  14. P. J. Lee and A. Briddon, “A rationale for cystine supplementation in severe homocystinuria,” Journal of Inherited Metabolic Disease, vol. 30, no. 1, pp. 35–38, 2007. View at Publisher · View at Google Scholar · View at Scopus
  15. H. Pan and T. J. Cole, 2012, LMS Growth, a Microsoft Excel add-in to access growth references based on the LMS method.
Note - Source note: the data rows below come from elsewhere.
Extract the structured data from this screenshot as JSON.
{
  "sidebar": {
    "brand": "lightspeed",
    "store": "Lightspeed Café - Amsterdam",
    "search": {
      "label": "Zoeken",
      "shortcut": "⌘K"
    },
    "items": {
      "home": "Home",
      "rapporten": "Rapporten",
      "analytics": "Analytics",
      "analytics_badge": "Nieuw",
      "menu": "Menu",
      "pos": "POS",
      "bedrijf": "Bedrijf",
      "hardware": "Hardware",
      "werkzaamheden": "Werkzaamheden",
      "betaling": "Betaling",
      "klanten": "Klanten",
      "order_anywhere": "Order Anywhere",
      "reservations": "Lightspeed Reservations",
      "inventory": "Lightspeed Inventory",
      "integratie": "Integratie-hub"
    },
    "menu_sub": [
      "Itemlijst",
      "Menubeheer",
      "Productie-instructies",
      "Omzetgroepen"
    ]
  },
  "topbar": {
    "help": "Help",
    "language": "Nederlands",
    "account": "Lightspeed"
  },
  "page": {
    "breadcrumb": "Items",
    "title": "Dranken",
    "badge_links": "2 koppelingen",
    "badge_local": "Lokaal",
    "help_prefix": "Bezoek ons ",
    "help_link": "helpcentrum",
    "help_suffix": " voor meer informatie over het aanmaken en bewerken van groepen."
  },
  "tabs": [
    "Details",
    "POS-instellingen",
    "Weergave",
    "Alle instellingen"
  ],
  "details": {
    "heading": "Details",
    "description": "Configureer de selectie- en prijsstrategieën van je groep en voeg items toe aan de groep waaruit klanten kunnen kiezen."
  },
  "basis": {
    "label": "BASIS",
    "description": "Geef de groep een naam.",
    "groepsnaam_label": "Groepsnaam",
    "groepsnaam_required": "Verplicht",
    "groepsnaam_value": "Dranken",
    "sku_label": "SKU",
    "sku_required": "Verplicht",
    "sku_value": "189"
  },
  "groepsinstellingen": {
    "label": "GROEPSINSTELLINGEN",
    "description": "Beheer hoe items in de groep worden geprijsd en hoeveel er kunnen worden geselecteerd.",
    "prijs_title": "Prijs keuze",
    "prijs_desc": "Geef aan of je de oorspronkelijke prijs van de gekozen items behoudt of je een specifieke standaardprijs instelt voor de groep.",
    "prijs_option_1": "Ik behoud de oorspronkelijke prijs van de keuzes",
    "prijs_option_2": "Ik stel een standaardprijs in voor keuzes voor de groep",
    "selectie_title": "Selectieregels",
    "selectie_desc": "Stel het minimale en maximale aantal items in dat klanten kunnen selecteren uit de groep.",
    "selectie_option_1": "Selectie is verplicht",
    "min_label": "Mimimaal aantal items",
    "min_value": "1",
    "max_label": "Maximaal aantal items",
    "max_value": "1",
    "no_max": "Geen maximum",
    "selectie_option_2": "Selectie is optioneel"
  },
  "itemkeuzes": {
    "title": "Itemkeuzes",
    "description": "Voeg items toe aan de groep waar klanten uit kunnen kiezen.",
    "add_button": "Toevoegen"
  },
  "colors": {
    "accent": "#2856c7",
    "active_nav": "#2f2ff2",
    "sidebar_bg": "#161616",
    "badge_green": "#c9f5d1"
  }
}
Version 2.77. http://www.healthforallchildren.com/product-category/shop/software/.
  16. J. V. Freeman, T. J. Cole, S. Chinn, P. R. M. Jones, E. M. White, and M. A. Preece, “Cross sectional stature and weight reference curves for the UK, 1990,” Archives of Disease in Childhood, vol. 73, no. 1, pp. 17–24, 1995. View at Publisher · View at Google Scholar · View at Scopus
  17. C. M. Wright, A. F. Williams, D. Elliman et al., “Using the new UK-WHO growth charts,” BMJ, vol. 340, no. mar15 1, pp. c1140–c1140, 2010. View at Publisher · View at Google Scholar
  18. T. J. Cole, “Secular trends in growth,” Proceedings of the Nutrition Society, vol. 59, no. 2, pp. 317–324, 2000. View at Publisher · View at Google Scholar · View at Scopus
  19. A. K. Elshorbagy, E. Nurk, C. G. Gjesdal et al., “Homocysteine, cysteine, and body composition in the Hordaland Homocysteine Study: does cysteine link amino acid and lipid metabolism?” American Journal of Clinical Nutrition, vol. 88, no. 3, pp. 738–746, 2008. View at Google Scholar · View at Scopus
  20. S. Yap, “Classical homocystinuria – newborn screening with early treatment effectively prevents complications,” Hamdan Medical Journal, vol. 5, no. 3, pp. 351–362, 2012. View at Publisher · View at Google Scholar
  21. G. Cutberto, E. Borghi, A. W. Onyango et al., “Parental height and child growth from birth to 2 years in the WHO Multicentre Growth Reference Study,” Maternal and Child Nutrition, vol. 9, no. 2, pp. 58–68, 2013. View at Google Scholar
  22. P. B. Acosta, “Inherited Disorders of Sulfur Amino Acid Metabolism , in,” in Nutrition Management of Patients with Inherited Metabolic Disorders.Jones and Barlett Publishers, LLC, Massachusetts, p. 252, 1st edition, 2010. View at Google Scholar
  23. S. S. Gropper and P. B. Acosta, “Effect of simultaneous ingestion of L-amino acids and whole protein on plasma amino acid and urea nitrogen concentrations in humans,” Journal of Parenteral and Enteral Nutrition, vol. 15, no. 1, pp. 48–53, 1991. View at Publisher · View at Google Scholar · View at Scopus
  24. S. S. Gropper, D. M. Gropper, and P. B. Acosta, “Plasma amino acid response to ingestion of l-amino acids and whole protein,” Journal of Pediatric Gastroenterology and Nutrition, vol. 16, no. 2, pp. 143–150, 1993. View at Publisher · View at Google Scholar · View at Scopus
  25. J. L. Smith, C. Arteaga, and S. B. Heymsfield, “Increased ureagenesis and impaired nitrogen use during infusion of a synthetic amino acid formula. A controlled trial,” The New England Journal of Medicine, vol. 306, no. 17, pp. 1013–1018, 1982. View at Publisher · View at Google Scholar · View at Scopus